── DATA RECORDS ──
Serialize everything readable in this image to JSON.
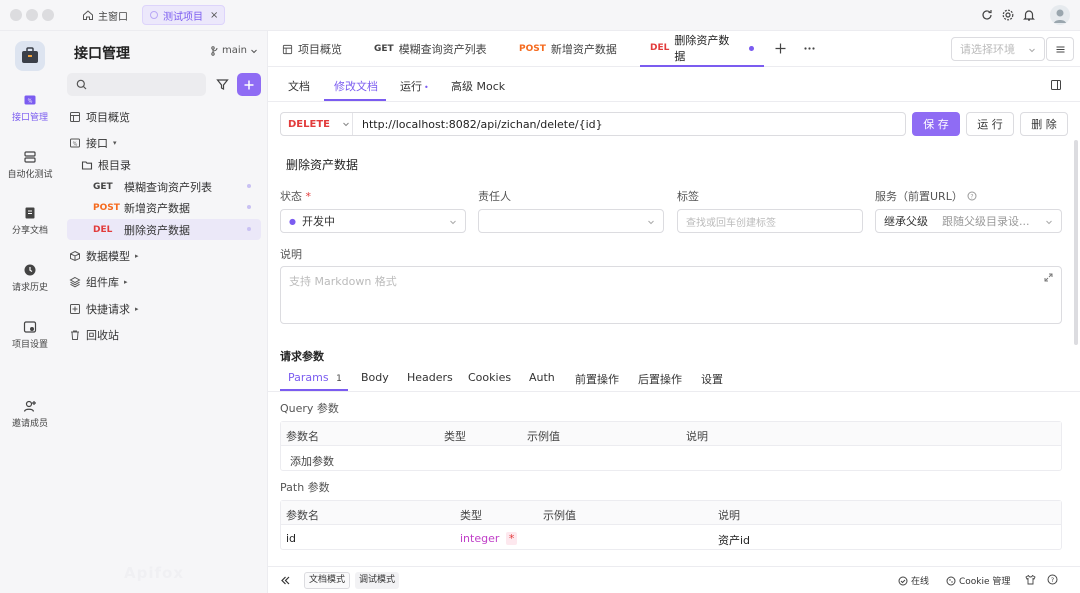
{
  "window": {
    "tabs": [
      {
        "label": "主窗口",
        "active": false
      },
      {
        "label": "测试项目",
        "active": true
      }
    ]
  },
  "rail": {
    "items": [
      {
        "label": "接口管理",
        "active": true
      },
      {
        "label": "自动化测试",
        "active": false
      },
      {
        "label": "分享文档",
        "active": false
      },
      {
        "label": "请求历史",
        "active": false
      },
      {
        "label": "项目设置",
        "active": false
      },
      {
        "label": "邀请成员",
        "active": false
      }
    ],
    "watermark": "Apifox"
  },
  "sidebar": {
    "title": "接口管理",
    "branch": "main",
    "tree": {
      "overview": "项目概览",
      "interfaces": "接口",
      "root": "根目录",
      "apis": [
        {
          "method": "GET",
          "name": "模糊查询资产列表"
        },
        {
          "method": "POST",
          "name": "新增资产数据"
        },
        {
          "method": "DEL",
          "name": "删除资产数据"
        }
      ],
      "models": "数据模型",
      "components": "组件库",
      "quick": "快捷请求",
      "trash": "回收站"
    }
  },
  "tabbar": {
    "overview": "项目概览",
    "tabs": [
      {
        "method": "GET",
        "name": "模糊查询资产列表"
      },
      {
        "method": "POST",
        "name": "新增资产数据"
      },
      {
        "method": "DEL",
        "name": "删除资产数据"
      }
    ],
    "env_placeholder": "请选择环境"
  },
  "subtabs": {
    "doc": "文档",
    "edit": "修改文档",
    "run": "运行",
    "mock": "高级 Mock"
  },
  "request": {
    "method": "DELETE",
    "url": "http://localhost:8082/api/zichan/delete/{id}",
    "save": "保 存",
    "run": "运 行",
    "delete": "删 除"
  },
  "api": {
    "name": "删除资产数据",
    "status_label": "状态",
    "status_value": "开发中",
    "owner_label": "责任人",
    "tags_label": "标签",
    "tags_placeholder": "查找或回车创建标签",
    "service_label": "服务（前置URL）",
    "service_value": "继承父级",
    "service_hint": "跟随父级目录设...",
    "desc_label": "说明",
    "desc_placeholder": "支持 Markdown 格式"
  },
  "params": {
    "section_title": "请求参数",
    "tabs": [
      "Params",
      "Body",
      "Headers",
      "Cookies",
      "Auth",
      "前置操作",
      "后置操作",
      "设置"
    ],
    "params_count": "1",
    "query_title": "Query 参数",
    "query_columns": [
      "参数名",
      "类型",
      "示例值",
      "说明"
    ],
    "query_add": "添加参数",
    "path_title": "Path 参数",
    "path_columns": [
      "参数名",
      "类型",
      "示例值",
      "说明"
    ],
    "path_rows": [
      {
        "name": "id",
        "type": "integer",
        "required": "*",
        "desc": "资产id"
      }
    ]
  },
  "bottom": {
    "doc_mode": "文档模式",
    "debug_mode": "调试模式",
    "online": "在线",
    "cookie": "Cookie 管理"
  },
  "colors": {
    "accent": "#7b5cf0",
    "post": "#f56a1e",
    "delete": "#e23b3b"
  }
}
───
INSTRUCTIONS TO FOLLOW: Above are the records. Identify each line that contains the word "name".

EXERCISE ANSWER:
          "name": "模糊查询资产列表"
          "name": "新增资产数据"
          "name": "删除资产数据"
        "name": "模糊查询资产列表"
        "name": "新增资产数据"
        "name": "删除资产数据"
    "name": "删除资产数据",
        "name": "id",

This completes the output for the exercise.